Thursday, June 08, 2006
A few points I’ll add:
- Learn to anticipate random, groundless, indignant anger. When it hits you, which it will with dispiriting frequency, you’ll need to maintain a level demeanor while simultaneously talking your accuser down from high dudgeon and trying to figure out just how the hell he reached the conclusion he reached. It’s a delicate balance, since you’ll have to try to take seriously statements that, in your faculty role, would have prompted you either to leave the room or to ask if your interlocutor forgot his tinfoil hat. Don’t capitulate to it, but don’t inadvertently feed it by being too conspicuously dismissive (for example, by asking about the tinfoil hat).

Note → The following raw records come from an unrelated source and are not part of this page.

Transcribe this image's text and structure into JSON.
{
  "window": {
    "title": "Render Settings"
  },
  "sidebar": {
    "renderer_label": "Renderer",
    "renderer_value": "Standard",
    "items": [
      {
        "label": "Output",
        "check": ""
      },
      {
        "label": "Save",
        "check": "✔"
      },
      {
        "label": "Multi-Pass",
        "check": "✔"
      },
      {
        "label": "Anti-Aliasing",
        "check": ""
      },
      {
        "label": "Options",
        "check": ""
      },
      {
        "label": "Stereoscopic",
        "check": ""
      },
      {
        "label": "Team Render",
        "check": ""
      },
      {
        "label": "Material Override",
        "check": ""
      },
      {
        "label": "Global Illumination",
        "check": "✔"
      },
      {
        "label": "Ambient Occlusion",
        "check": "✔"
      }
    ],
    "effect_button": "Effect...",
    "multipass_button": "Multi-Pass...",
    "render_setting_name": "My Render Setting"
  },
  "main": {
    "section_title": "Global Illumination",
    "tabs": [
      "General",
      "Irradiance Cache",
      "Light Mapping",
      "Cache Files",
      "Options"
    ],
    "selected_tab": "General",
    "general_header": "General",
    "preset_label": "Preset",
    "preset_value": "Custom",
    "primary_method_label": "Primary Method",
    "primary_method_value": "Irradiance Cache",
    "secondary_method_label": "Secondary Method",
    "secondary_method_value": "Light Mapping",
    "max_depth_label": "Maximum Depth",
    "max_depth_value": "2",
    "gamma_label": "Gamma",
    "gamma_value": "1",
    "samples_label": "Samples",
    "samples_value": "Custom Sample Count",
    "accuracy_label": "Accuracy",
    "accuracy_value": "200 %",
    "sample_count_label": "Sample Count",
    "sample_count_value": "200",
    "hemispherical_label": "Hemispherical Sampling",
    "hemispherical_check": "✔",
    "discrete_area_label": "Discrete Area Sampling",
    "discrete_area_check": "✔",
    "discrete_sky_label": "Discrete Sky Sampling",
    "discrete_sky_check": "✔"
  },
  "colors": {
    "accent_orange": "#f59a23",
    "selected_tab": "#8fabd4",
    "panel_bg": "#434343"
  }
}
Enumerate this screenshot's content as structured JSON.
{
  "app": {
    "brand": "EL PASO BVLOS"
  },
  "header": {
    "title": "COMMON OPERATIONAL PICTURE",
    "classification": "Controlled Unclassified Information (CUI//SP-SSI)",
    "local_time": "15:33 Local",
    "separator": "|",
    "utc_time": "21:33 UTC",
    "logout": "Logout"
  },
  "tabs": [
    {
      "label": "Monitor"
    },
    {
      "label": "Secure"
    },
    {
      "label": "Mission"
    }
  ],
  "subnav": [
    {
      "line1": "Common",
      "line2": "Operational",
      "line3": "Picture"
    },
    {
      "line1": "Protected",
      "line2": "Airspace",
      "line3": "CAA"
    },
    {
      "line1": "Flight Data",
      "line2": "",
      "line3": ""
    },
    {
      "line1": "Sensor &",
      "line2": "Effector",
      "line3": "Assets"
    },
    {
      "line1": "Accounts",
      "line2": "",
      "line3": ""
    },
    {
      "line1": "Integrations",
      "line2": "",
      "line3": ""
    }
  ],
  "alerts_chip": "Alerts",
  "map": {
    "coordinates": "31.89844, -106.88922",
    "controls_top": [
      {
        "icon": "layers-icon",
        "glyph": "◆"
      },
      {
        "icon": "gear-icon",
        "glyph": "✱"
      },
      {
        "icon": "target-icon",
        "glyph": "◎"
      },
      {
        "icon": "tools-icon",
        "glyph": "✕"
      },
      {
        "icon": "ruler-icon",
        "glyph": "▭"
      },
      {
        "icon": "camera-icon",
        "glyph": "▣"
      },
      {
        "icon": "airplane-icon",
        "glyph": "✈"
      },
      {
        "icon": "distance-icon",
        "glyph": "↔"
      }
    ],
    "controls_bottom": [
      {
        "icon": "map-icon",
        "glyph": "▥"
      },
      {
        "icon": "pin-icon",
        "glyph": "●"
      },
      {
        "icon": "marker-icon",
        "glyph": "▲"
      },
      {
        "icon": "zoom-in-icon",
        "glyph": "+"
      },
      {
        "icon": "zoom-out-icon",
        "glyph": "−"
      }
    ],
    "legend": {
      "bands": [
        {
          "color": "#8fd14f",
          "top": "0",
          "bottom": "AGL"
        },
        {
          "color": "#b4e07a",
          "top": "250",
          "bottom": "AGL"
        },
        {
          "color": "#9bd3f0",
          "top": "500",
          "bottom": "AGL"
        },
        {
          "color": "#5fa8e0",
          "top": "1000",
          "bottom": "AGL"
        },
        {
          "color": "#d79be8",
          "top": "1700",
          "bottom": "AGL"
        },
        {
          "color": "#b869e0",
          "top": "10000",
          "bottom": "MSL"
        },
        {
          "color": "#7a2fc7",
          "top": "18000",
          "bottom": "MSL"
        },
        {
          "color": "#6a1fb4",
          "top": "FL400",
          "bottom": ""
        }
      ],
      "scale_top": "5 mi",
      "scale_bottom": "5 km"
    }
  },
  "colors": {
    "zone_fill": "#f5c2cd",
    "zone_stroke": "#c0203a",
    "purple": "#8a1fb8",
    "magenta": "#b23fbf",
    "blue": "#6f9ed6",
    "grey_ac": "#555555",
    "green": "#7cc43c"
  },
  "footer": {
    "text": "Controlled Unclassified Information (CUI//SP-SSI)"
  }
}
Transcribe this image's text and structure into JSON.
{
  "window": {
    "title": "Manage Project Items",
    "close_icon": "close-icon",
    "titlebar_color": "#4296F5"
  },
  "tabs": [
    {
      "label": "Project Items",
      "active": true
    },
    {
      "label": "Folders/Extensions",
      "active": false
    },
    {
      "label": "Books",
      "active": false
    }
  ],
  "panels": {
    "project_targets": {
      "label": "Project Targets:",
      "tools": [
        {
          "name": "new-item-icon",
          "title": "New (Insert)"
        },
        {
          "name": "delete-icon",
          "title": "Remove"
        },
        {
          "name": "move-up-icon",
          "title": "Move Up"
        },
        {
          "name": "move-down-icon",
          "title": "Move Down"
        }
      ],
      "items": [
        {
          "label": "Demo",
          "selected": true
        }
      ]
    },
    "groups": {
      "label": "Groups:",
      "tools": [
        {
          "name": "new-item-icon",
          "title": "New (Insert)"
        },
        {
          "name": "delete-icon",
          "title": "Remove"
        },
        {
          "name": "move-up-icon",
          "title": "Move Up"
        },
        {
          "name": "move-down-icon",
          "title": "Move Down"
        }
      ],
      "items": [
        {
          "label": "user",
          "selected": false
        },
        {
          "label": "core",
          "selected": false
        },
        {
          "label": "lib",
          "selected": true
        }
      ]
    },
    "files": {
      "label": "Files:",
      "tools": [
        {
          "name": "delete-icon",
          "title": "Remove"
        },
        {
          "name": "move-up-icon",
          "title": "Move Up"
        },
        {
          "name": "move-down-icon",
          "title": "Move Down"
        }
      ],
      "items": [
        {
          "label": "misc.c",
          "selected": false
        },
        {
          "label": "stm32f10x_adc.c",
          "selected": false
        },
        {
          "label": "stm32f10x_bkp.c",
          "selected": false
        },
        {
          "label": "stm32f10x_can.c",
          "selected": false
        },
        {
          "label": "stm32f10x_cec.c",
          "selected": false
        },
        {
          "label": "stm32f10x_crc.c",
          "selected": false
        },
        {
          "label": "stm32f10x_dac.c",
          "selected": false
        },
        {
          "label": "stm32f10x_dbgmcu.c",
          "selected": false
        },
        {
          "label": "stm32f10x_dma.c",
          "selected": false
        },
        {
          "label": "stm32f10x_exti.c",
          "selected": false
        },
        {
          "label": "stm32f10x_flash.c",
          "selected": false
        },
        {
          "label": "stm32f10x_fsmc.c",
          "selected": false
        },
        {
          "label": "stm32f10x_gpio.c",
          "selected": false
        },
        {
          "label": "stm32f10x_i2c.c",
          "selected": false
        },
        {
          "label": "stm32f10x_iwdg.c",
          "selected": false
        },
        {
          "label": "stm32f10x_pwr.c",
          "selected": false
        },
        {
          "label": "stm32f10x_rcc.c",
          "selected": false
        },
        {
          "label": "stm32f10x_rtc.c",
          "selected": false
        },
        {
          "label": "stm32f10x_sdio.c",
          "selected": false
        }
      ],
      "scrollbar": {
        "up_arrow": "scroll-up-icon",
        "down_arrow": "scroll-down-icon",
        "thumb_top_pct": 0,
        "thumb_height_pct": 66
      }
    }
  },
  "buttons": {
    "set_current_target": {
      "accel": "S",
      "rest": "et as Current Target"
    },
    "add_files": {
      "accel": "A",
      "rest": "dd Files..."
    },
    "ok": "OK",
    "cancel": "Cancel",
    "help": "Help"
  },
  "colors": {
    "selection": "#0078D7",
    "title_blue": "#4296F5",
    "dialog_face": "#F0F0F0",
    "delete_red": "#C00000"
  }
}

- Try to suss out your supervisor’s intuitions. Although there’s a pleasant fantasy out there of managing ‘by the book,’ the reality is that there is no book, and there never will be. Situations come up that nobody could have foreseen, whether because external circumstances changed, or technology changed, or a weird permutation of a rule arose, or somebody forgot his tinfoil hat. (Pop quiz: you run across a professor in the hallway, and you’re 95% sure you smell alcohol on her breath. What do you do? Be prepared to be blamed, no matter what your answer.) When those situations come up, your supervisor will expect you to make the exact same judgment call s/he would have made. If you don’t know your supervisor’s point of view well enough, you will frequently get this wrong and lose political points. If you find that your supervisor’s intuitions are consistently wrong or objectionable, it’s time for something else or somewhere else.
- Intuitions are not the same as intentions. I had one vp whose stated intentions consistently contradicted his actions. After a while, I learned to observe his body language more than his words. Although many considered him a liar, I eventually reached the conclusion that he honestly believed what he said while he was saying it; he just thought that every single case he ever ran across was an exception. Some people just aren’t burdened with self-awareness.
- Pay attention to the difference between the org chart and actual practice. Sometimes a particular department will be the President’s pet, or a particular chair will be widely regarded as Lord and High Master of (whatever), or a vp’s secretary will make the actual decisions. Too literal a reading of the org chart will result in grave missteps, for which you will be blamed.
- Be prepared for faculty to suddenly treat you differently. I discovered this at my previous school, where I went from faculty to admin. Within weeks, I noticed that some faculty with whom I’d been comfortable were suddenly chilly towards me, and others who wouldn’t have given me the time of day suddenly found me endlessly interesting. People have issues with authority, and you often don’t see those issues coming until they’re there. Just don’t mistake brownnosing or phobias for truth.
- Beware the hollow yes.
- People will disappoint you. You will disappoint yourself. It’s just part of the job.
- Cultivate a life outside the job. It will keep you sane.
- Learn the boundaries of the possible, and forgive yourself for them. There are any number of changes I’d make if I were King of the College, but I’m not. There are any number of projects I’d start if I had infinite resources, but I don’t. I’ve found that many faculty seem to assume that deans are far more powerful than we actually are, which leads to both groundless fear and impossible expectations. Strive to leave it better than you found it; leave the fantasies of superpowers to others.
- Take solace in the big picture. Every college I’ve ever seen has had its share of, um, let’s go with ‘personalities.’ (This is also true of businesses.) The colleges function anyway. This is the beautiful paradox of institutions, which very, very few people appreciate. This is why I could never be an anarchist.
- An old boss of mine once said that you should always try to remain on speaking terms with the person you used to be. I see more truth in that, the longer I’m doing this. In my case, I choose to hang my hat on ethics; whatever mistakes I’ve made (and am currently making, and will make next…), they’re not the result of corruption or self-dealing. Whatever crap I’ve had to wade through in a given day, whatever names I’ve been called, whatever I’ve been accused of by others, I still see a good man in the mirror the next morning. If the day comes when that’s no longer true, it will be time to do something else.